NEARLY 6,000 Flintshire people have been taken to court over council tax in the last 18 months.
A Freedom of Information request submitted by the Leader revealed Flintshire Council has taken a total of 5,840 people to court because of non-payment issues since April 2012.
However, a breakdown of the figures showed that the number of people being taken to court with regards to council tax since the UK Government’s controversial ‘bedroom tax’ came into effect in April has fallen slightly when compared to
Head of finance, Kerry Feather said: “By supporting households through early intervention and the proactive work being undertaken across the council, early indications show that council tax collection in Flintshire remains at a level similar to last year and the council has not seen an overall increase in the number of households that fall into arrears with their council tax.”
Statistics released by Flintshire Council show that 3,784 liability orders were awarded by the courts over council tax issues raised by Flintshire Council during the 2012-13 financial year.
So far 2,056 liability orders have been awarded by the courts during the current financial year, however, this figure shows a slight decrease in the number of orders awarded from April-September 2012.
The number has fallen by 0.3 per cent, down from 2,062 the previous year, showing that the Government change in benefit rules dubbed ‘the bedroom tax’ has not had an adverse effect on people’s ability to pay.
The tax, which came into force in April this year, is part of the government’s wider national welfare reforms, applying to people of working age who rent their home from a housing association.
Under the scheme, government housing benefit is cut if they are considered to live in a home that has more bedrooms than they need.

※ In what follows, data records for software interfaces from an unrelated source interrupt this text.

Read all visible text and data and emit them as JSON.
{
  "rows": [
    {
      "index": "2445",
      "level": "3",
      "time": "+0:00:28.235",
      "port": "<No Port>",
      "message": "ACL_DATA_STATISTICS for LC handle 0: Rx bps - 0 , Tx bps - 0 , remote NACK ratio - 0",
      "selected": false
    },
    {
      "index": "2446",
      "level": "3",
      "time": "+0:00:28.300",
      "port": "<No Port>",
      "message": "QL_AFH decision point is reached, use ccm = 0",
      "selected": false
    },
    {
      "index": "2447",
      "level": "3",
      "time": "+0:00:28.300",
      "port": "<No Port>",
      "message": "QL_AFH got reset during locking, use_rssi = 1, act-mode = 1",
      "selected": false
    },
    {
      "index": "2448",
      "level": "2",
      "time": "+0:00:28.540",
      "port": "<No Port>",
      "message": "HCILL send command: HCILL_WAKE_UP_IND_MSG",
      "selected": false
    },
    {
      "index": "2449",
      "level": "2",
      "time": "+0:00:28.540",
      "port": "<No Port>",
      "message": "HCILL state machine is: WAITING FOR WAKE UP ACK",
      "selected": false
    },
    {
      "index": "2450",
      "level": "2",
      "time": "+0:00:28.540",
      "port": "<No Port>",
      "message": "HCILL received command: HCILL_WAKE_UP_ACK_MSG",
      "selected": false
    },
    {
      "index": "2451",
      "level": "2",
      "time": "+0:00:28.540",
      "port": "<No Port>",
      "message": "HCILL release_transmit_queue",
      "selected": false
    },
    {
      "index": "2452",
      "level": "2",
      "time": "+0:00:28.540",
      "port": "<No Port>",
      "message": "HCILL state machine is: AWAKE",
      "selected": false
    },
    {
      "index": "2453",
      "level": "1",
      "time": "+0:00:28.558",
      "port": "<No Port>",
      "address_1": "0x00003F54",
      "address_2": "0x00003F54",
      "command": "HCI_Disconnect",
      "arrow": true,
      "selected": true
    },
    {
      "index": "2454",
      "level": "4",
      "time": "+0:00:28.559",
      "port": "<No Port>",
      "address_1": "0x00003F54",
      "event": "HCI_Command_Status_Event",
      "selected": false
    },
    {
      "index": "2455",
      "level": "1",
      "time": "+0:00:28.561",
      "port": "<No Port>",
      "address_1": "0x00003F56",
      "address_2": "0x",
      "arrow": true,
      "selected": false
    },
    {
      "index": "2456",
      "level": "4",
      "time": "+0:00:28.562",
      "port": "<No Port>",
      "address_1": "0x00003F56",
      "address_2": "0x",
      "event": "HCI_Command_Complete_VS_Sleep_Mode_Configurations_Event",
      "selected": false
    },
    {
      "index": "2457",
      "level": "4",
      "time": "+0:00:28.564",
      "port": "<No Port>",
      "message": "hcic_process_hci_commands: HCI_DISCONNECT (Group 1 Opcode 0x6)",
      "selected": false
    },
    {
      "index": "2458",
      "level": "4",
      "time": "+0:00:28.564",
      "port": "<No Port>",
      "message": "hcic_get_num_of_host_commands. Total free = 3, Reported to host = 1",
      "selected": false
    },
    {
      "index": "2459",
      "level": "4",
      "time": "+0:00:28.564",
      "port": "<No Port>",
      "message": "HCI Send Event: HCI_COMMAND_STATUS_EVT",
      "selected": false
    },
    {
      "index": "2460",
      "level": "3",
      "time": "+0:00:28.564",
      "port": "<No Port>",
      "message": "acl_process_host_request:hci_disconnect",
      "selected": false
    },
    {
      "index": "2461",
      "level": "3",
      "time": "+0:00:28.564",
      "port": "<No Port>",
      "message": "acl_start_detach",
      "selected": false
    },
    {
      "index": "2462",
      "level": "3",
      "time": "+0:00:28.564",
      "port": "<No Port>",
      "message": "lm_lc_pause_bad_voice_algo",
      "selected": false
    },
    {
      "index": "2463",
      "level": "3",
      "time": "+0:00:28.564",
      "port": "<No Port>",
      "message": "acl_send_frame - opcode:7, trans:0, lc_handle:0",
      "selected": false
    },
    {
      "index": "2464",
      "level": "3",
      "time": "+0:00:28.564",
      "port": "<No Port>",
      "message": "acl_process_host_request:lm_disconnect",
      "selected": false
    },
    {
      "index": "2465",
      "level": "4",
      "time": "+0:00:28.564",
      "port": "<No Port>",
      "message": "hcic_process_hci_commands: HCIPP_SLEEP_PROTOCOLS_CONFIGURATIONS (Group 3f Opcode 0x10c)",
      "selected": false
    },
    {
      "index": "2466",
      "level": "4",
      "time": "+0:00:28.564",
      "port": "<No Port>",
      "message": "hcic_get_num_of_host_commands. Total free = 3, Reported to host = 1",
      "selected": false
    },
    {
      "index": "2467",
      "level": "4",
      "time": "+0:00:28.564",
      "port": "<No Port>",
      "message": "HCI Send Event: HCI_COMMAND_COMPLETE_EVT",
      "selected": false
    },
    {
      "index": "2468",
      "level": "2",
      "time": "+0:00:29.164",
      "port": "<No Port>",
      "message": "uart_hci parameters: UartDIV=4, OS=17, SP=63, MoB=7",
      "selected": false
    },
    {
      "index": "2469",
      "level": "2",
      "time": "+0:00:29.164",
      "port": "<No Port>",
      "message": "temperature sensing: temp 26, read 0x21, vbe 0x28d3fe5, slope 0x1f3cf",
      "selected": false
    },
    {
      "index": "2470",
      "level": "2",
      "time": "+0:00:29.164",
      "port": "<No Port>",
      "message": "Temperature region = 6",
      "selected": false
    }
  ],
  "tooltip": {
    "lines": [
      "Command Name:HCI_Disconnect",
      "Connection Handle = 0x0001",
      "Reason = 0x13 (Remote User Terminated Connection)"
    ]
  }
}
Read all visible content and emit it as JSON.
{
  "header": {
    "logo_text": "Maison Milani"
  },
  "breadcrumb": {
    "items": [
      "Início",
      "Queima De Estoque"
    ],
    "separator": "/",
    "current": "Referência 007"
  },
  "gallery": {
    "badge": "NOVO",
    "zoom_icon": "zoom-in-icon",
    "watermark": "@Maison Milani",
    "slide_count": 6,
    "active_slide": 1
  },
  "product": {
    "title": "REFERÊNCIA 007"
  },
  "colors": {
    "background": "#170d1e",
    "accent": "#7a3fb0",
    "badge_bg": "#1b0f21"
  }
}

Pensioners are not affected by the scheme.
Ms Feather said: “The restrictions to housing benefit, sometimes referred to as ‘the bedroom tax’ or ‘the removal of the spare room subsidy’, was introduced in April 2013 as part of the government’s Welfare Reform Act.
“The changes were designed to deter people receiving housing benefit from occupying houses larger than they need.
“The legislation restricts the eligible rent for housing benefit by 14 per cent for one spare bedroom, and by 25 per cent
“The council set up a welfare reform project team at an early stage and we have been working closely with individual households impacted by these changes to ensure, as far as possible, that households can adjust their finances to cope with the change.”
Flintshire Council could not provide information on how many of the unpaid council tax cases it had taken to court resulted in prosecution.
A council statement read: “The council do not keep specific records on the number of cases that may have been adjourned or withdrawn from court, often at the discretion of the council.”